13. Minification & Concatenation

A Novel WordPress website contains a number of CSS and JS Files. In some cases, there are so many files that moderate the website. To cut back on HTTP requests and reduce the file size of your static assets, you can minify and concatenate your files.

Minification removes undesirable spaces and characters from JS and CSS files
Concatenation amalgamates several CSS or JS files into one file.
If you have WP Rocket or W3 Total cache installed, both characteristics are supported.

14. External HTTP Requests
Many Websites load all kinds of stuff from other websites. Common external files include:
• Google Analytics
• Google Fonts
• Google Maps
• Facebook’s pixel
• FontAwesome

This is not necessarily a bad thing.
Most of the services are well optimized and will load faster on their servers then yours. However, review your waterfall analysis from your speed test and see if an external request is slowing down your website.

15. Defer Parsing of JavaScript

Before the browser can display your website, it has to render its HTML.
During the process of rendering the HTML, at whatever time your browser Confront a JavaScript file it has to stop, beseech the file, download it and accomplish it before it can persist parsing the remnant of the HTML.

Utmost WordPress themes and plugins load multiple JavaScript files which can detain the rendering time of the page. As a Countermeasure, it is commended to Postpone or defer, the loading of Needless JavaScript files to the footer of the website. It’s a trickish task! More than often, deferring scripts will shatter something on your website, so ensue with Vigilance!

Content Allied Consequences

16. Lazy load Content

Inert loading can meliorate substantial and discerned loading time as images, iframes, and videos will be loaded only as they enter (or about to enter) the viewport.

This is a life saver for lengthy posts with plenty of images. Observe as you scroll down these images fade in? Well, that’s inert loading in the process!

Inert loading is a built-in feature in WP Rocket.

17. Optimize Images

An Image is equivalent to a thousand words!

Images are eminent mode to occupy your audience. But if they are not correctly optimized, they could be hampering your website’s performance. Formerly, you upload images from your mobile or camera; they should be saved in the correct format.

If you avail Adobe Photoshop, the feature is known as “Save for Web”

Furthermore, online services like (they also have a WordPress
Plugin) that uses smart lossy compression techniques to cut down the file size of your images. The effect is nearly imperceptible but it makes a humongous difference in file size!

Galleries and Sliders

While we are on the topic of images, another general cause of an underperforming website is the use of a poorly coded/outdated gallery and slider plugins.

Shout out Envira Gallery and Soliloquy WP for creating two of
the fastest gallery and slider plugins.

18. Hotlinking

Hotlinking, on the web, is bandwidth theft!

It appears when other websites use your images without uploading them to their servers. As a result, you may see a spike in bandwidth without seeing an expansion in traffic. We seldom see this among small and medium-sized business websites, but it’s growing prevalent among popular content websites. One way to Intercept hotlinking is to add the following syntax to your.htaccess file.
Reinstate Helpree.com with your domain.
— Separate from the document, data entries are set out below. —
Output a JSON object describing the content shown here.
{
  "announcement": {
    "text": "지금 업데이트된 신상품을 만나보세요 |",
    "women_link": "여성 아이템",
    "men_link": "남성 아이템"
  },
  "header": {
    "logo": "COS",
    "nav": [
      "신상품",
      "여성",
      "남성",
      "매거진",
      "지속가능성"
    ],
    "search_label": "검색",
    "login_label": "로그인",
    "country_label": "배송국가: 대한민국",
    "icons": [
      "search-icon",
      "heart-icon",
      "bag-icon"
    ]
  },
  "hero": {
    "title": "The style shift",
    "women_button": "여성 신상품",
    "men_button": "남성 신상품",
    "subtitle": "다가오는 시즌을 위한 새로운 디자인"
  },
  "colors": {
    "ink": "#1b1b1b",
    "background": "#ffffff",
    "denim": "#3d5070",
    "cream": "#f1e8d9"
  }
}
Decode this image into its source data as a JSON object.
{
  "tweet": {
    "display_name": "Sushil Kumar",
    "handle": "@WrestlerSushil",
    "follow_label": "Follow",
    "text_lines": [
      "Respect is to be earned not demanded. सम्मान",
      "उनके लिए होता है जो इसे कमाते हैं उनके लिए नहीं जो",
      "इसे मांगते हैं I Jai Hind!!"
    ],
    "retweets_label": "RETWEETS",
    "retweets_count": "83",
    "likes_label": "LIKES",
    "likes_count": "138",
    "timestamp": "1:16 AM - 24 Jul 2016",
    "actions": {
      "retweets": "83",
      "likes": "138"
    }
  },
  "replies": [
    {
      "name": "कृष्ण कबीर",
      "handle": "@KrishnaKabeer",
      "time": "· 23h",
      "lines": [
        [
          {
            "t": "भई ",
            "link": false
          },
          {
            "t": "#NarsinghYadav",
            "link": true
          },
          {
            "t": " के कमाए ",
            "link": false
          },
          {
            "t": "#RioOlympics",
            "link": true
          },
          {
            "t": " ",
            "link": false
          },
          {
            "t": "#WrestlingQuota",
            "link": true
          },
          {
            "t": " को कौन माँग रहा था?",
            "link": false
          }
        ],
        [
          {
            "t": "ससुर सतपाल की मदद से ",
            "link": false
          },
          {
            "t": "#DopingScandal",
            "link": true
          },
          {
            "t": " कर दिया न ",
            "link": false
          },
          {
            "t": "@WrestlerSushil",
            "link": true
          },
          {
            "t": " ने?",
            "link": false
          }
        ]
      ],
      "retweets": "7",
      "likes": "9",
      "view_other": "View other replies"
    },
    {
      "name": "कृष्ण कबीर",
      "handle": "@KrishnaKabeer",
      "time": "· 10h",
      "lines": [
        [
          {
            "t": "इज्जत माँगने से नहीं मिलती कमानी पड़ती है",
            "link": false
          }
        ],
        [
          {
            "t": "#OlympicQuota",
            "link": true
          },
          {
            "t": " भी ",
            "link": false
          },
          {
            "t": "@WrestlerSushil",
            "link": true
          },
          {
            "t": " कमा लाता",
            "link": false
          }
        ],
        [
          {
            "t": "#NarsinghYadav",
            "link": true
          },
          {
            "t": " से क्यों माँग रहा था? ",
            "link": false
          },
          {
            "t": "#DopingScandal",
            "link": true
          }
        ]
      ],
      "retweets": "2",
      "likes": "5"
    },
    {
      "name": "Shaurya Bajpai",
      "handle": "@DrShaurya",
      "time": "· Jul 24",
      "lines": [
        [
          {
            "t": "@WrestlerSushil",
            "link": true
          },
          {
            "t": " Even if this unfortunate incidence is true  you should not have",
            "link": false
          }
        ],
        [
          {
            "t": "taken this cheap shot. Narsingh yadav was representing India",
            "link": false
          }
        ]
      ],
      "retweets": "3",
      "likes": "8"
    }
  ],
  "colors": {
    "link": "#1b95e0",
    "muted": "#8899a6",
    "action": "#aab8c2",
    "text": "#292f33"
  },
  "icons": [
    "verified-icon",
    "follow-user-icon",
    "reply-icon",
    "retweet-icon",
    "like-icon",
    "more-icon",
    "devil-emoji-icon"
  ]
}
Over to you – Fix your Slow Websites! Here, you come across 18 real-life tips to enhance your website’s performance. Work your way through the guide and try out a few of the techniques. Just remember to run a speed test before and after optimizing your website. If you found this article Insightful, please share it with your peers and your views below.